Look through the data below and say how many of its lines contain "Silahkan", adding nothing else.

** Material for this exercise follows **

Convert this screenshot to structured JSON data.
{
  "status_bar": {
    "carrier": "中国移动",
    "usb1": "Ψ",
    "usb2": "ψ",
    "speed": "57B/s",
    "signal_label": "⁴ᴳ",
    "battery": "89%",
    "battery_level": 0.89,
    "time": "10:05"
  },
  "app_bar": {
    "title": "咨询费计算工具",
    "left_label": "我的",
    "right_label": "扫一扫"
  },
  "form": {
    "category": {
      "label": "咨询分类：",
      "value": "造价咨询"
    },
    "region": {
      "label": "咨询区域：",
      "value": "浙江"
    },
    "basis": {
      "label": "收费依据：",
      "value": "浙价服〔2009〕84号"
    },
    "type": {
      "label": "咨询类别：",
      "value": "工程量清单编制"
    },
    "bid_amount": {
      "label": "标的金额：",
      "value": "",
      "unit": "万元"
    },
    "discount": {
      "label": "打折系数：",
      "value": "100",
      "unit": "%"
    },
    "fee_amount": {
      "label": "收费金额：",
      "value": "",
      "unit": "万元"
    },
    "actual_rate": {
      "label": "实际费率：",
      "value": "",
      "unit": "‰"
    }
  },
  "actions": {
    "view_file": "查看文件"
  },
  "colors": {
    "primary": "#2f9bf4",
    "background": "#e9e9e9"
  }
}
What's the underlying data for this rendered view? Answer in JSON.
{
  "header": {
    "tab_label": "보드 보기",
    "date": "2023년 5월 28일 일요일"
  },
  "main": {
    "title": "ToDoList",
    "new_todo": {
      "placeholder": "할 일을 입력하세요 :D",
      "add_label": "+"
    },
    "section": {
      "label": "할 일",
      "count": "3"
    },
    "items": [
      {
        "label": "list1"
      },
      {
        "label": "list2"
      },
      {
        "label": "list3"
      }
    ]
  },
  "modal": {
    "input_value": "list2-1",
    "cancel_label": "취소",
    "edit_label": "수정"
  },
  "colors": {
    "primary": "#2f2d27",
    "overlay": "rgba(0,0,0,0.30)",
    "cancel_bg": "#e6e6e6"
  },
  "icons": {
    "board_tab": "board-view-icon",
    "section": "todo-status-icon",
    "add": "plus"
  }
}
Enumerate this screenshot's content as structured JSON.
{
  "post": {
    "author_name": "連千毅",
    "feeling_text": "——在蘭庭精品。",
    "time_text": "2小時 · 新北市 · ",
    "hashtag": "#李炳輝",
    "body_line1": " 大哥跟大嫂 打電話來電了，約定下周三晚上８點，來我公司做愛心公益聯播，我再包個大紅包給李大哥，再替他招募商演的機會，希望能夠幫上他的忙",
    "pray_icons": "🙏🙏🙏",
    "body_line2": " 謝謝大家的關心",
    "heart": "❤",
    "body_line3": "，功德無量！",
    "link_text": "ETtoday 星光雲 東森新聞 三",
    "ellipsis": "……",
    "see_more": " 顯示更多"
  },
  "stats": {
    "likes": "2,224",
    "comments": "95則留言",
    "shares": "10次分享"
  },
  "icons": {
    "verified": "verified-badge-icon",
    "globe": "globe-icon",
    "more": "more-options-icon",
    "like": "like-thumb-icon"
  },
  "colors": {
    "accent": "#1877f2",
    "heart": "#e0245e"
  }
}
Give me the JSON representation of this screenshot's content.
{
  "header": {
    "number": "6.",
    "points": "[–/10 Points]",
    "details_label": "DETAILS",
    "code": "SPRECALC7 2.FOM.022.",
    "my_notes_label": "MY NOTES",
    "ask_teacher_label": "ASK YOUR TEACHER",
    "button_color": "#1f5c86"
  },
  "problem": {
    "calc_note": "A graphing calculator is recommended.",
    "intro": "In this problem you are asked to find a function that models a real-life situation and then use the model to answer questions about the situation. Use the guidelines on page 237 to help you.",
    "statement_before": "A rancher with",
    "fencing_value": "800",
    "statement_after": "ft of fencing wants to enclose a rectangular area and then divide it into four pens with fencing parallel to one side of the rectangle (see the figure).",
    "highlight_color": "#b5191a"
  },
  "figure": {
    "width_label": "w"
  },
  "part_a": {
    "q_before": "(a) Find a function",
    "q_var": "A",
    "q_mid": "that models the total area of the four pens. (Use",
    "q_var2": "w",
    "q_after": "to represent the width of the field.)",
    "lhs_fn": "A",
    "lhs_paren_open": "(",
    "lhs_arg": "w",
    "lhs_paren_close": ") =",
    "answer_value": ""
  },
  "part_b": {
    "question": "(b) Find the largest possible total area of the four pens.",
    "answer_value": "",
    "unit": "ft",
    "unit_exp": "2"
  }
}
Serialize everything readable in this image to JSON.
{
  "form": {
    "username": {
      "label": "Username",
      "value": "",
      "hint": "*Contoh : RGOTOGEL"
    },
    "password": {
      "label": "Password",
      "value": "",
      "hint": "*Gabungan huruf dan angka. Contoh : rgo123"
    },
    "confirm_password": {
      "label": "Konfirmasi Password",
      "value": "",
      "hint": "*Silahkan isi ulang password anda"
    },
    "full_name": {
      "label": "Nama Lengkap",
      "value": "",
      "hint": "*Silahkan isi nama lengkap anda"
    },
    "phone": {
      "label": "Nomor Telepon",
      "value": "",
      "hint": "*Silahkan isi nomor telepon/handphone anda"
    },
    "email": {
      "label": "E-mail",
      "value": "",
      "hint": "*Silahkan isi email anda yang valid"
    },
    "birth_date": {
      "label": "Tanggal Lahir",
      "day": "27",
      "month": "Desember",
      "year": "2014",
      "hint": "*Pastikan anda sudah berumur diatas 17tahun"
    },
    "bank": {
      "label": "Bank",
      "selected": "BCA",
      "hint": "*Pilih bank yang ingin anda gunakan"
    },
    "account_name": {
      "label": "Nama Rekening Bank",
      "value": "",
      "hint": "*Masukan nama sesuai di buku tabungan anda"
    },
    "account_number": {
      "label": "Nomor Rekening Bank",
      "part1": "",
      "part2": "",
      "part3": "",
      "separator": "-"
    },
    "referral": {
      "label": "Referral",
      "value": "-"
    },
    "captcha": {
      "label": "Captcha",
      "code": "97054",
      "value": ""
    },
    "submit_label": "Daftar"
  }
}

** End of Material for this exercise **

Exercise output
4